AN UNCOMMON but distinct syndrome of progressive encephalopathy occurs in association with long-term hemodialysis. Whether long-term peritoneal dialysis poses a similar hazard has received scant attention. The following case report is thereby of interest.
Report of a Case

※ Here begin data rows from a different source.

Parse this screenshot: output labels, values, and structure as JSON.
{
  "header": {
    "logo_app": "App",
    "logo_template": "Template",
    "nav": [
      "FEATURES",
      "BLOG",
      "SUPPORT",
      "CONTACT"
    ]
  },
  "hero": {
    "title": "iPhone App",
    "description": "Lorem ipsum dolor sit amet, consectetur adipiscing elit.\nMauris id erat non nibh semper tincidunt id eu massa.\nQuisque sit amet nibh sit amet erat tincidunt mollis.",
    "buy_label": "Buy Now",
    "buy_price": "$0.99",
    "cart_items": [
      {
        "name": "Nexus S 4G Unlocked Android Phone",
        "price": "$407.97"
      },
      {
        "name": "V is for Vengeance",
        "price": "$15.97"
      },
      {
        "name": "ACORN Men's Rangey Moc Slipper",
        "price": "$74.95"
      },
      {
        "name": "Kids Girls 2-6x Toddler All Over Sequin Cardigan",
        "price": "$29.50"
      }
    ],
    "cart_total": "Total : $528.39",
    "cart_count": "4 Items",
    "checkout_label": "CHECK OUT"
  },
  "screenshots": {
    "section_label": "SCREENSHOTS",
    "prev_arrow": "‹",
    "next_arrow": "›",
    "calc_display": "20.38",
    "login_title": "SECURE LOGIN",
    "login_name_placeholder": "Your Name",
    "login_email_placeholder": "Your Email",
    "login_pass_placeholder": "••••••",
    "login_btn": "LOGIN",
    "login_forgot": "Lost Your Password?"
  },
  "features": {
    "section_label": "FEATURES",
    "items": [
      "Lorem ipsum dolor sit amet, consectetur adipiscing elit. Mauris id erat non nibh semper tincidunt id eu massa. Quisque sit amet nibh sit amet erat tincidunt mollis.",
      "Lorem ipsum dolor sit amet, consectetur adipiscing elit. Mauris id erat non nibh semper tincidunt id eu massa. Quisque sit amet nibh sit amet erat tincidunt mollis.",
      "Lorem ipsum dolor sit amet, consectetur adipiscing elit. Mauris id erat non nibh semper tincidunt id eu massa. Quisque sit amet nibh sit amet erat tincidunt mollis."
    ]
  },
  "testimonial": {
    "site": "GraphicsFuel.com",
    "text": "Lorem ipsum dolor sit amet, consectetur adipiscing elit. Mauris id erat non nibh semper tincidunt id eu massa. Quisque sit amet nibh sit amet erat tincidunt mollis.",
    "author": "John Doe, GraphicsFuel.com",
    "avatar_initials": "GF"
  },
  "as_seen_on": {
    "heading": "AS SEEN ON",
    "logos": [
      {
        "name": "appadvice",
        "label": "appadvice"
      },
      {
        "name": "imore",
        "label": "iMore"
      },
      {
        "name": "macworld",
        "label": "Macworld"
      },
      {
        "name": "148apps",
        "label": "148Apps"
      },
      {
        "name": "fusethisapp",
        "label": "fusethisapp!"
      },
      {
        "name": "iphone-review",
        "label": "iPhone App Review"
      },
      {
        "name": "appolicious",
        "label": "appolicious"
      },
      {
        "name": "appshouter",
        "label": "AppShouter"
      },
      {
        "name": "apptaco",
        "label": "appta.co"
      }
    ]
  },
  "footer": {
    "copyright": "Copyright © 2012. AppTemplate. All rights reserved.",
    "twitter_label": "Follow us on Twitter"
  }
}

A 48-year-old, right-handed man with familial amyloidosis began at-home peritoneal dialysis in February 1975, using an automatic cycling apparatus with a builtin reverse osmosis module. Despite renal insufficiency and peripheral neuropathy, he was an active, successful businessman.In January 1977, he experienced transient (36 hours) numbness of the right side. Neurological examination disclosed right-sided sensory extinction but no other acute change. Intellect and language were normal. Brain scan, computerized tomographic (CT) scan, results of lumbar puncture and coagulation studies, echocardiogram, and carotid ultrasonography were normal; an EEG showed intermittent left temporal delta activity; and left carotid angiography suggested an early draining vein near the superior temporal gyrus, presumably reflecting local ischemia.The
Smith DB, Lewis JA, Burks JS, Alfrey AC. Dialysis Encephalopathy in Peritoneal Dialysis. JAMA. 1980;244(4):365–366. doi:10.1001/jama.1980.03310040047028